2018 is set to be a game changer when it comes to retail banking. As the new Payment Services Directive (PSD2) is implemented, the way in which customer account information is handled and payment services themselves are about to change forever as consumers and businesses alike will have the ability to manage their finances via third-party providers.
The UK Government recently announced its final approach to implementing the new Payment Services Directive (PSD2), along with the final version of the Payment Services Regulations 2017. The FCA is expected to finalise its guidance on its approach to supervising PSD2 – along with application forms for new firms – by September, and to accept applications for authorisation/registration from October 2017 to meet the implementation deadline of 13 January 2018.
Responses to February’s consultation have only persuaded the Government to change a few aspects of its approach to implementation. But it seems that many responses did not account for the fact that the Government's hands have been tied since 2015, when the UK agreed the final version of PSD2 at EU level. As this is a maximum harmonisation directive, member states can only depart from PSD2 where it specifically allows them to. For the most part, implementation is now a question of how the FCA interprets the language in its application to the real world, which it consulted on in April. This does not suggest any lack of UK 'sovereignty'. Each member state exercises its sovereignty by attempting to influence EU negotiations, and it’s up to affected firms and citizens to take the opportunity to engage with the process at the appropriate time.
Ban on surcharging
One area of departure from the Government's initial plan is to prohibit retailers from “surcharging” (that is, charging customers an additional amount for using any type of payment method or payment instrument – typically credit and debit cards).
The original idea was only to ban surcharging for the use of cards that are covered by the Interchange Fee Regulation (which is required under PSD2), as well as cross-border bank transfers and direct debits in euros (under the Single Euro Payments Area regulations); and to limit the surcharges for other payment methods to the direct cost borne by the retailer for making them available.
But the Government has opted instead for a blanket ban on businesses surcharging consumers for using any type of payment method, on the basis that this:
"will create a level playing field between payment instruments and create a much clearer picture for consumers in which they know the full price of the product/service they are purchasing upfront and [can be] confident that there will be no additional charges when they come to pay [with] any payment instrument they choose to use. A blanket ban will also be much easier to enforce than the current position in which merchants are able to pass on costs (but the consumer has no easy way of assessing what these are).”
Meanwhile, the Government says it will "assess the scale" of claims that interchange fees for card payments have been rising again.
Scope of account information services
PSD2 introduces a new “account information service” which basically involves providing information from one or more payment accounts held by the user with one or more other payment service providers.
Initially, the list of services the Government said it believed might constitute account information services included some services of a much broader nature:
“• price comparison and product identification services;
• income and expenditure analysis, including affordability and credit rating or credit worthiness assessments ...

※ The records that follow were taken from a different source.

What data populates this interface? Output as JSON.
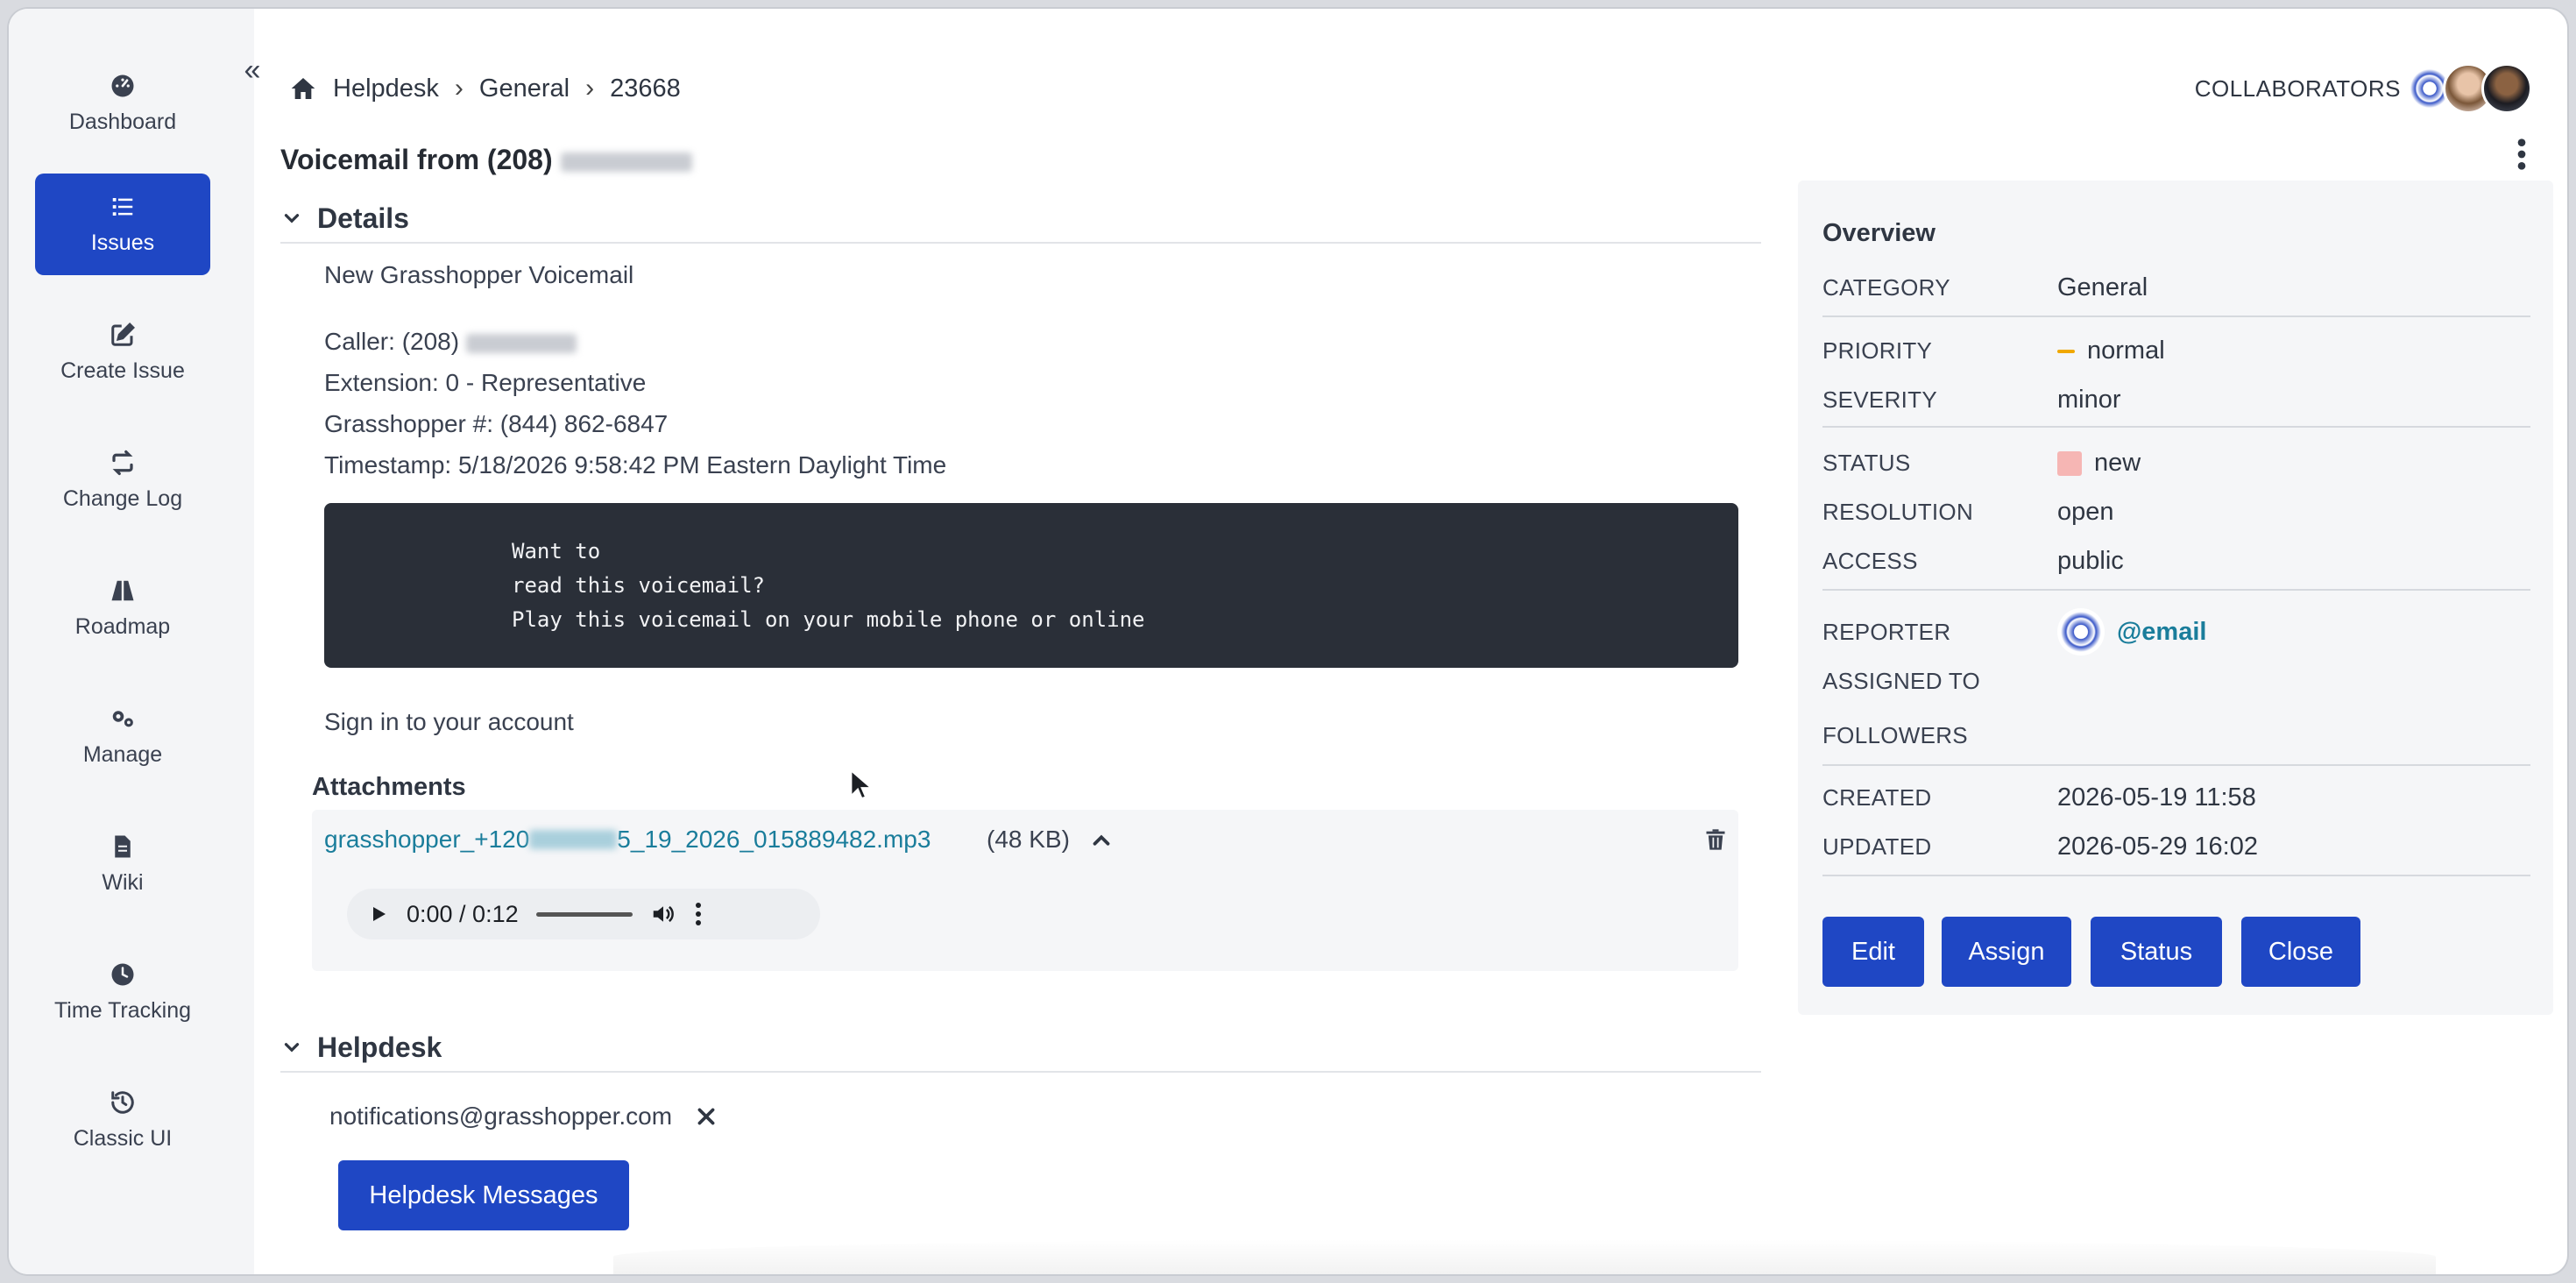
{
  "sidebar": {
    "collapse_glyph": "«",
    "items": [
      {
        "label": "Dashboard",
        "icon": "dashboard-icon"
      },
      {
        "label": "Issues",
        "icon": "list-icon",
        "active": true
      },
      {
        "label": "Create Issue",
        "icon": "edit-icon"
      },
      {
        "label": "Change Log",
        "icon": "sync-icon"
      },
      {
        "label": "Roadmap",
        "icon": "road-icon"
      },
      {
        "label": "Manage",
        "icon": "gears-icon"
      },
      {
        "label": "Wiki",
        "icon": "file-icon"
      },
      {
        "label": "Time Tracking",
        "icon": "clock-icon"
      },
      {
        "label": "Classic UI",
        "icon": "history-icon"
      }
    ]
  },
  "breadcrumb": {
    "items": [
      "Helpdesk",
      "General",
      "23668"
    ]
  },
  "header": {
    "collaborators_label": "COLLABORATORS",
    "title": "Voicemail from (208)"
  },
  "details": {
    "section_title": "Details",
    "subject": "New Grasshopper Voicemail",
    "caller": "Caller: (208)",
    "extension": "Extension: 0 - Representative",
    "grasshopper_number": "Grasshopper #: (844) 862-6847",
    "timestamp": "Timestamp: 5/18/2026 9:58:42 PM Eastern Daylight Time",
    "code_lines": [
      "Want to",
      "read this voicemail?",
      "Play this voicemail on your mobile phone or online"
    ],
    "sign_in": "Sign in to your account"
  },
  "attachments": {
    "title": "Attachments",
    "file_prefix": "grasshopper_+120",
    "file_suffix": "5_19_2026_015889482.mp3",
    "size": "(48 KB)",
    "audio_time": "0:00 / 0:12"
  },
  "helpdesk": {
    "section_title": "Helpdesk",
    "email": "notifications@grasshopper.com",
    "messages_button": "Helpdesk Messages"
  },
  "overview": {
    "title": "Overview",
    "category_label": "CATEGORY",
    "category": "General",
    "priority_label": "PRIORITY",
    "priority": "normal",
    "severity_label": "SEVERITY",
    "severity": "minor",
    "status_label": "STATUS",
    "status": "new",
    "resolution_label": "RESOLUTION",
    "resolution": "open",
    "access_label": "ACCESS",
    "access": "public",
    "reporter_label": "REPORTER",
    "reporter": "@email",
    "assigned_label": "ASSIGNED TO",
    "followers_label": "FOLLOWERS",
    "created_label": "CREATED",
    "created": "2026-05-19 11:58",
    "updated_label": "UPDATED",
    "updated": "2026-05-29 16:02",
    "buttons": {
      "edit": "Edit",
      "assign": "Assign",
      "status": "Status",
      "close": "Close"
    }
  },
  "colors": {
    "primary": "#1f47c4",
    "link": "#1a7d9b",
    "priority_normal": "#f0a800",
    "status_new": "#f6b6b4",
    "code_bg": "#2a2f38"
  }
}
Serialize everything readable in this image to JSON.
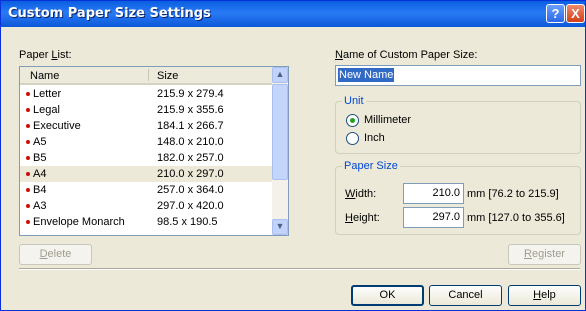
{
  "window": {
    "title": "Custom Paper Size Settings",
    "help_button": "?",
    "close_button": "X"
  },
  "paper_list": {
    "label_prefix": "Paper ",
    "label_accel": "L",
    "label_suffix": "ist:",
    "columns": [
      "Name",
      "Size"
    ],
    "rows": [
      {
        "name": "Letter",
        "size": "215.9 x 279.4"
      },
      {
        "name": "Legal",
        "size": "215.9 x 355.6"
      },
      {
        "name": "Executive",
        "size": "184.1 x 266.7"
      },
      {
        "name": "A5",
        "size": "148.0 x 210.0"
      },
      {
        "name": "B5",
        "size": "182.0 x 257.0"
      },
      {
        "name": "A4",
        "size": "210.0 x 297.0"
      },
      {
        "name": "B4",
        "size": "257.0 x 364.0"
      },
      {
        "name": "A3",
        "size": "297.0 x 420.0"
      },
      {
        "name": "Envelope Monarch",
        "size": "98.5 x 190.5"
      }
    ],
    "selected_index": 5,
    "scroll_up_icon": "▲",
    "scroll_down_icon": "▼"
  },
  "delete_button": {
    "accel": "D",
    "rest": "elete"
  },
  "custom_name": {
    "label_accel": "N",
    "label_rest": "ame of Custom Paper Size:",
    "value": "New Name"
  },
  "unit": {
    "group_label": "Unit",
    "millimeter_label": "Millimeter",
    "inch_label": "Inch",
    "selected": "Millimeter"
  },
  "paper_size": {
    "group_label": "Paper Size",
    "width_accel": "W",
    "width_rest": "idth:",
    "width_value": "210.0",
    "width_range": "mm [76.2 to 215.9]",
    "height_accel": "H",
    "height_rest": "eight:",
    "height_value": "297.0",
    "height_range": "mm [127.0 to 355.6]"
  },
  "register_button": {
    "accel": "R",
    "rest": "egister"
  },
  "footer": {
    "ok_label": "OK",
    "cancel_label": "Cancel",
    "help_accel": "H",
    "help_rest": "elp"
  },
  "colors": {
    "title_bar": "#0a5fe0",
    "selection": "#316ac5",
    "dialog_bg": "#ece9d8",
    "bullet": "#c8100b"
  }
}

[and] might include accountancy or legal services, for example”
This provoked concern that the Government's interpretation was too broad and overlooked the requirement that an account information service would need to be conducted by way of business in its own right, rather than merely as an ancillary part of a wider service. Examples of services that the Government says that respondents were concerned about include:
“banks’ corporate functions; price comparison websites; accountants; financial advisors; legal firms; and Credit Reference Agencies (CRAs). Many of these services are currently provided via a contractual relationship between service providers, users, and ASPSPs, often referred to as Third Party Mandates (TPMs).”
The Government now confirms, however, that:
“many uses of these mandates are likely to be outside of the scope of the PSDII. Examples could include power of attorney, where the services are unlikely to be undertaken ‘in the course of business’.”
In addition, the FCA has already suggested this narrower view, based on the “business test” in its own consultation on how it proposes to supervise PSD2.
How will small and independent businesses be affected?
For small business owners, as well as consumers, the new directive will create new possibilities for innovative financial management solutions, granting them greater control over their financial affairs. Many alternative providers have already attracted SMEs’ business for services such as foreign currency transactions; and the banks will need to be much more nimble and aligned with their customers’ needs if they are to remain front and centre of the SME’s mind when it comes to managing their accounts and finances. The right tools and more valuable insight will be key.
Will fewer businesses be willing to take card payments if charges cannot be added?
Consulting firm Ovum recently reported in a study that single card payments are to decline from 40% to 11% market share by 2027, following the implementation of PSD2. Meanwhile, Instant Payments will become one of the main online payment tools in Europe, accounting for around €338bn of direct online expenditure.
The FCA is expected to finalise its guidance on its approach to supervising PSD2 – along with application forms and so on for the various types of authorisation/registration – by September, and to accept applications for authorisation/registration under the new regulations from October 2017.
This article is for general information purposes only and does not constitute legal or professional advice. It should not be used as a substitute for legal advice relating to your particular circumstances. Please note that the law may have changed since the date of this article.